In 2015, the Utilities Division partnered with the Salt River Project (SRP) to provide ongoing operations, maintenance, and data collection for six flowtography sites within the 4FRI (Four Forests Restoration Initiative) area of the Upper Lake Mary Watershed. Flowtography uses a game camera mounted in a tree to take one photo every 15 minutes of a graduated rebar stake in the center of a channel. The channel has been surveyed for slope, cross-sectional area, and roughness such that flow can be calculated using Manning’s equation. The height of water on the stream gage is recorded from photographs taken during flow events. The flow data will serve as a baseline for comparison with data collected after forest treatments. They will help us determine whether forest treatment and maintenance affect surface water runoff into Upper Lake Mary.

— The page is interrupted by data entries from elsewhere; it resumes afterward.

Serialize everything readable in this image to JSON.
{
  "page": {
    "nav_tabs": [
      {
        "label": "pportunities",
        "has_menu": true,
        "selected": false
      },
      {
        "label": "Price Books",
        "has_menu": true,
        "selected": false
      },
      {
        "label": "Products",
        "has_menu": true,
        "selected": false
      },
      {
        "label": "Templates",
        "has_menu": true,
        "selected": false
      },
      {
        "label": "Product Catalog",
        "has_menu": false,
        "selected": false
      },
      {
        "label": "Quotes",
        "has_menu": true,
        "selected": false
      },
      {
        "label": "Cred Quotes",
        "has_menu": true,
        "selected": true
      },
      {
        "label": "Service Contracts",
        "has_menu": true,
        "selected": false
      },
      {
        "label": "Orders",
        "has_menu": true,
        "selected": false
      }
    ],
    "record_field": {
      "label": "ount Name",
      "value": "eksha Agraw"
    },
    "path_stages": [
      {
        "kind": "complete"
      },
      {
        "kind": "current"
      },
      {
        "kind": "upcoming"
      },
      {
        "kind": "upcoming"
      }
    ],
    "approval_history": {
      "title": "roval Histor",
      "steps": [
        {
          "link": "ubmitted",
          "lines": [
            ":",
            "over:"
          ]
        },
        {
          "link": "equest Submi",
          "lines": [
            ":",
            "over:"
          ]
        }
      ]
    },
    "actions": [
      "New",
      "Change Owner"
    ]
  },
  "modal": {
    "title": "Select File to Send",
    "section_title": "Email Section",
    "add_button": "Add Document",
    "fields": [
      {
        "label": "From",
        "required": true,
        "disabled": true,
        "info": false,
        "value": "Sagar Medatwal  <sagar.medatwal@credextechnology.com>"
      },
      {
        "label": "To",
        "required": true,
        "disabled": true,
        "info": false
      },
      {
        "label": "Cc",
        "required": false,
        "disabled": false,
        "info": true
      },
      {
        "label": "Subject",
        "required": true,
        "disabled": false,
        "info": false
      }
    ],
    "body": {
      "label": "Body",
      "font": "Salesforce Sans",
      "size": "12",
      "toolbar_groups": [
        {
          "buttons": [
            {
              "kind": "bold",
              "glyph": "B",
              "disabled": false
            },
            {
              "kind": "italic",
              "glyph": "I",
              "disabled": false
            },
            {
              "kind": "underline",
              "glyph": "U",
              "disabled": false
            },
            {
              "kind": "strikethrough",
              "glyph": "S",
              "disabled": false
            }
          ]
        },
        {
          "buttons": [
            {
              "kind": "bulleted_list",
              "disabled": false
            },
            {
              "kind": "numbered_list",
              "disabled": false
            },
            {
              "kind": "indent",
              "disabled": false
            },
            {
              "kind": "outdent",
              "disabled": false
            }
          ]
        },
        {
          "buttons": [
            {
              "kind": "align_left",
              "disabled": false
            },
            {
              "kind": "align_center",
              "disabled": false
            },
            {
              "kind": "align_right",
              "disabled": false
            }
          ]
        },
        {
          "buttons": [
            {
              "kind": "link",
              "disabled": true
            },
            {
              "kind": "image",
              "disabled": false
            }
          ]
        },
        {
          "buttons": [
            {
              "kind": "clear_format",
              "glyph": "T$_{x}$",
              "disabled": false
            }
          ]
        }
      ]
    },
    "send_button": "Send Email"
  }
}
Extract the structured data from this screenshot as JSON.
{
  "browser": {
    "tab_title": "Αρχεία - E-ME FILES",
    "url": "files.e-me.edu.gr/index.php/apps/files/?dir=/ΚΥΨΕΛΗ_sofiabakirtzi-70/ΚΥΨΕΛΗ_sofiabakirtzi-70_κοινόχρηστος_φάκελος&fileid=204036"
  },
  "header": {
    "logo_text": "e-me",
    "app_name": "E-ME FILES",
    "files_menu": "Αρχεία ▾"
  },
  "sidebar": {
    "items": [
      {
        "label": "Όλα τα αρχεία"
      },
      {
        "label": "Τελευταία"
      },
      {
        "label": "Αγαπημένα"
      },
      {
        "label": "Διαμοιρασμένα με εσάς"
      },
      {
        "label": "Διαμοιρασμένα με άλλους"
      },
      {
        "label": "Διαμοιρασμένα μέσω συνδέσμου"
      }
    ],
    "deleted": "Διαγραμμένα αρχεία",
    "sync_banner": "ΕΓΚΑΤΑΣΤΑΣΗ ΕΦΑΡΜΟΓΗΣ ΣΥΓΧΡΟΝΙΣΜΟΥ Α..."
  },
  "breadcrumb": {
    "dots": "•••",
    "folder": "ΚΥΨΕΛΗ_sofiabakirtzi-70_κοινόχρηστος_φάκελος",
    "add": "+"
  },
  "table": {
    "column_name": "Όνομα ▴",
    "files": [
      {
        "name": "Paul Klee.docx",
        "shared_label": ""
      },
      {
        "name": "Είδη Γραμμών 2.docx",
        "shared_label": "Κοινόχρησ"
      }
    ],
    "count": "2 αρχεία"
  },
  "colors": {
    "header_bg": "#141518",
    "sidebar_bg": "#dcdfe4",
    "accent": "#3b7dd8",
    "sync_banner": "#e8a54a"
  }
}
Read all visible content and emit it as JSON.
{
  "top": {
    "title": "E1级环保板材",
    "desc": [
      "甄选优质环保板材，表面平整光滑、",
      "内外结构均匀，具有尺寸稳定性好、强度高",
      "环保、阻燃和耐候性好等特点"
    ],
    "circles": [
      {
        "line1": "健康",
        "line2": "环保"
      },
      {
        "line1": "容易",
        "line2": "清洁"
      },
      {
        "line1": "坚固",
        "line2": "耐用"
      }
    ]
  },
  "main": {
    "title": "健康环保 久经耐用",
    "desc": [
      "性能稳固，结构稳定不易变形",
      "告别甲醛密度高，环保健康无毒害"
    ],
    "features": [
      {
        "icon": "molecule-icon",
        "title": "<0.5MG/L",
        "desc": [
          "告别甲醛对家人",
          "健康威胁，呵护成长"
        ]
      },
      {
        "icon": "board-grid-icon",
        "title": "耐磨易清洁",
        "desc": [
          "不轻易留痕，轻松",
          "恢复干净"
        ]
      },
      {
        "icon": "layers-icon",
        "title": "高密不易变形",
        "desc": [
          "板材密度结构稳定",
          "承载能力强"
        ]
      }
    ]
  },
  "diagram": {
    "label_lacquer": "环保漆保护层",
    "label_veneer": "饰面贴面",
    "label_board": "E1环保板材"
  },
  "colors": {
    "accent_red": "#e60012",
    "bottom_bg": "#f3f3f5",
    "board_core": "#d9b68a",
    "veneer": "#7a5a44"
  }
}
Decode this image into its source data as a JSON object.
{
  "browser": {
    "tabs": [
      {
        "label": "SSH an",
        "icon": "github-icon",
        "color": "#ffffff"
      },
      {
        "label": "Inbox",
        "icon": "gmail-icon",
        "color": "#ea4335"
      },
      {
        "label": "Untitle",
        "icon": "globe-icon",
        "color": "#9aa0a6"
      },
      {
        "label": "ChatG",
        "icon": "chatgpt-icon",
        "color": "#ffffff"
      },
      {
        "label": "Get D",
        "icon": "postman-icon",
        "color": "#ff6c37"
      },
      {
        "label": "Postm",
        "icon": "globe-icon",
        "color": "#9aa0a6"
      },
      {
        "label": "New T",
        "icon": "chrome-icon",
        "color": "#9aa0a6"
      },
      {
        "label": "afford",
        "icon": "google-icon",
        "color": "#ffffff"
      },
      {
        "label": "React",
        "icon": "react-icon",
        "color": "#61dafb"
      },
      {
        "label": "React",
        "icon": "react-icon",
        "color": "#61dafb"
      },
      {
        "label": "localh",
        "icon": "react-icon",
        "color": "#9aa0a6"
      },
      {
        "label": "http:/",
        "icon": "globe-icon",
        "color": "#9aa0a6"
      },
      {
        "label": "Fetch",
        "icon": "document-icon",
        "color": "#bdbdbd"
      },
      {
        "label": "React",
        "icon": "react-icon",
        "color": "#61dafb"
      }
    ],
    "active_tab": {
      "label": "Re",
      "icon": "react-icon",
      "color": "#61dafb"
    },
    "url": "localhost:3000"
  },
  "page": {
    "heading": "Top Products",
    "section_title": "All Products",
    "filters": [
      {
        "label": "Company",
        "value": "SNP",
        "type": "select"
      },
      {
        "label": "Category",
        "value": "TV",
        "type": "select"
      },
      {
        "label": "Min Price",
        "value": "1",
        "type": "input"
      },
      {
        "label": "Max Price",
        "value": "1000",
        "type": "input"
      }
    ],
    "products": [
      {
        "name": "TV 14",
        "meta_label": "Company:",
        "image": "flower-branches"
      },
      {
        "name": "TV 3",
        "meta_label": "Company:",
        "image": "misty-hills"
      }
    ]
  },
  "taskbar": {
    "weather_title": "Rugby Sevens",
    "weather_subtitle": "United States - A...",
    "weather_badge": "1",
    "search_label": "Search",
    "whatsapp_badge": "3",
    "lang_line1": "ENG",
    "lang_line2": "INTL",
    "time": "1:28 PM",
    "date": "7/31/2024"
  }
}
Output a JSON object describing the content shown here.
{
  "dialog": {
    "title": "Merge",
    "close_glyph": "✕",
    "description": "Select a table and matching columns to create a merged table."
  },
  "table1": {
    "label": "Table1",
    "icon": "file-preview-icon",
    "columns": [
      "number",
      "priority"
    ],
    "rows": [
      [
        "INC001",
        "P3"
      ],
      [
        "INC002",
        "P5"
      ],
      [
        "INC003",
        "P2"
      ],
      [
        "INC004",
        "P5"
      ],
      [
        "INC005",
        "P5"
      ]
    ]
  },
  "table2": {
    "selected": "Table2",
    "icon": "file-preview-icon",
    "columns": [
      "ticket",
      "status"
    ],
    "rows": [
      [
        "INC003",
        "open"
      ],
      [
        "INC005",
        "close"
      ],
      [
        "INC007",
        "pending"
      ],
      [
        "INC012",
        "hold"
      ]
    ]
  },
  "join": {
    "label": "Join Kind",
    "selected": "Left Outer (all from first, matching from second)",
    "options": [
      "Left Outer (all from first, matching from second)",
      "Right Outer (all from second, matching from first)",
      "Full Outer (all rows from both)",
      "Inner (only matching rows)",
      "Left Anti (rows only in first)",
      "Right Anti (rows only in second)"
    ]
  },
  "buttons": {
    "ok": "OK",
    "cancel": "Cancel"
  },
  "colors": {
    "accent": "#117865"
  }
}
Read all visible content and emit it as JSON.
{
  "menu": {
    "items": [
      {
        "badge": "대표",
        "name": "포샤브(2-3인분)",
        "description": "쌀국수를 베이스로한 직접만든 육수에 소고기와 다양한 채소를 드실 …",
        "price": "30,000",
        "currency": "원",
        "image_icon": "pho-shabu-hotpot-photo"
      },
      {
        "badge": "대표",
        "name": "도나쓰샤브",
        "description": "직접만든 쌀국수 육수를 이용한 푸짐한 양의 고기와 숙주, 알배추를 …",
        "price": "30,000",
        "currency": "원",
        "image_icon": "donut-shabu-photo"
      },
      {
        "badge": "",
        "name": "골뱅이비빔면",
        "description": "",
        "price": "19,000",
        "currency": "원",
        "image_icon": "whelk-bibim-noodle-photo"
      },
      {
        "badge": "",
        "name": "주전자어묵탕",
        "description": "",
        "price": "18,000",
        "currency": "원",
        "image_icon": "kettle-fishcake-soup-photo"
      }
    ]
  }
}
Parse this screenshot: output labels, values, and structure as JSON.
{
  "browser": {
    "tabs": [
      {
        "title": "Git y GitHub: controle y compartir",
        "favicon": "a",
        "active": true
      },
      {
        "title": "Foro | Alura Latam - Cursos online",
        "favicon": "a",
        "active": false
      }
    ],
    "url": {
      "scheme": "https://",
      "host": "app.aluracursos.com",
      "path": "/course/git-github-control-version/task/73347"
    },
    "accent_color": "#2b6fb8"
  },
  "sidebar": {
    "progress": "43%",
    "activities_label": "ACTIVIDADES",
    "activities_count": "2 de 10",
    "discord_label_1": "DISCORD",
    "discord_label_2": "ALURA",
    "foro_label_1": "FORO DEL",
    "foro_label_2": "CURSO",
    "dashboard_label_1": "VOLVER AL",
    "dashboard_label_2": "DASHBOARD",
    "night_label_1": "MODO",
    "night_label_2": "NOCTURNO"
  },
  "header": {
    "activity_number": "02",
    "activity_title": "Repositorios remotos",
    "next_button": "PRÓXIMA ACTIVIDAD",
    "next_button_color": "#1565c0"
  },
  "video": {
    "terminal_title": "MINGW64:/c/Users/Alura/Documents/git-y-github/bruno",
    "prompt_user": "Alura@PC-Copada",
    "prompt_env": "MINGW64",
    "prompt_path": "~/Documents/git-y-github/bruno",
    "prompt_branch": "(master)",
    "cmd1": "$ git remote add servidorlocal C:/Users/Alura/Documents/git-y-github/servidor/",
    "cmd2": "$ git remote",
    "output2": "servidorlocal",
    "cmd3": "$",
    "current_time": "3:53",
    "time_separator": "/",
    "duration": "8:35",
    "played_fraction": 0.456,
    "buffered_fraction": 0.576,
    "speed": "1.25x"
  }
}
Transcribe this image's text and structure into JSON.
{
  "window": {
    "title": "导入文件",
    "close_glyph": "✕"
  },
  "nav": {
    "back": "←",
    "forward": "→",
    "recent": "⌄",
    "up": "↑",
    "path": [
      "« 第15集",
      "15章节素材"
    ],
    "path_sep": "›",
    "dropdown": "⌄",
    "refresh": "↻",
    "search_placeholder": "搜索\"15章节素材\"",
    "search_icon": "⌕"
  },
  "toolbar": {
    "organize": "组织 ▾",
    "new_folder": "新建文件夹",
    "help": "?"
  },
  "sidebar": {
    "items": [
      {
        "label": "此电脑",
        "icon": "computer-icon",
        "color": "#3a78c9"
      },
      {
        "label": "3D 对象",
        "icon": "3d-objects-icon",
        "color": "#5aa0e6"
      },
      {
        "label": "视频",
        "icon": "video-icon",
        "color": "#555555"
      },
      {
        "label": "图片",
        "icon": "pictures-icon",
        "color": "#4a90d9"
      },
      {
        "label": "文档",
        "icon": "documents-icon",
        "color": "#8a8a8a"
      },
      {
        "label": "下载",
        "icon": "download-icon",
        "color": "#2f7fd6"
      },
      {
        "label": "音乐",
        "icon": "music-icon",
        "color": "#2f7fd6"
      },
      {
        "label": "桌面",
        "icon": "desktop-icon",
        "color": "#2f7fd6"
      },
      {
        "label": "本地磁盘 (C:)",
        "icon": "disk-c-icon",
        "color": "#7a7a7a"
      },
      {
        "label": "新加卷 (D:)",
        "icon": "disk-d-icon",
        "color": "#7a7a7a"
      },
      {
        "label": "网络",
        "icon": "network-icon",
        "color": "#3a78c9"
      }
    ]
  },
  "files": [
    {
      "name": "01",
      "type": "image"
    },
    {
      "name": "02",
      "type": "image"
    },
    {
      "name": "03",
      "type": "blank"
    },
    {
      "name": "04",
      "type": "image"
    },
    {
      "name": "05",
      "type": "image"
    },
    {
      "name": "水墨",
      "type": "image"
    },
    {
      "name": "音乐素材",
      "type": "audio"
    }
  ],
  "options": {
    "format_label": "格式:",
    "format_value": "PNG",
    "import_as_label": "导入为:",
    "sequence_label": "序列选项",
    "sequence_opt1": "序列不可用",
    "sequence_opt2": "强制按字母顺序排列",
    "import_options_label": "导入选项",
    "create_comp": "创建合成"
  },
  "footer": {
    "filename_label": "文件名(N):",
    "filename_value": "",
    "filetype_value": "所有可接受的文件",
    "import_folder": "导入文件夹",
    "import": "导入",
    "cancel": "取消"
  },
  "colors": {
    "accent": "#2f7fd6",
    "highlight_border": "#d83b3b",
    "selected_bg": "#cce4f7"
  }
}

The six sites were installed in November 2014. Additional sites will be installed at the Newman Canyon USGS gage site and Upper Lake Mary to monitor water levels.

Watch how Flagstaff uses flowtography to preserve the water supply | Read an Arizona Daily Sun article about flowtography.

LM-2L photo
LM-2L on March 2, 2015
LM-3L photo
LM-3L on March 2, 2015
LM-2L hydrograph
Hydrograph, February to March 2015
LM-3L hydrograph
Hydrograph, February to March 2015

Newman Canyon

Upper and Lower WatershedThe Utilities Division and two other groups — the Flagstaff Watershed Protection Plan Project and the Lake Mary Walnut Canyon Technical Advisory Committee — partnered with the U.S. Geological Survey to install a flow gage and sediment sampler in Newman Canyon last year. Newman Canyon is the largest single contributing tributary to Upper Lake Mary. The image on the right displays:

  • Sub-watersheds of the Walnut Creek Watershed
  • Watersheds that are part of the Upper Lake Mary Watershed Monitoring Project and NAU Paired Watershed Study
  • USGS Newman Canyon Gage and Sediment Sampler

The first full year of data is provided below.

View sediment data | View stream gage data

Newman hydrograph Newman hydrograph

Mouth of Newman Canyon
Mouth of Newman Canyon
Upper Lake Mary
Frozen water near stream gage
Water frozen at the site of the
stream gage
Aerial View of Newman Canyon
Aerial View of Newman Canyon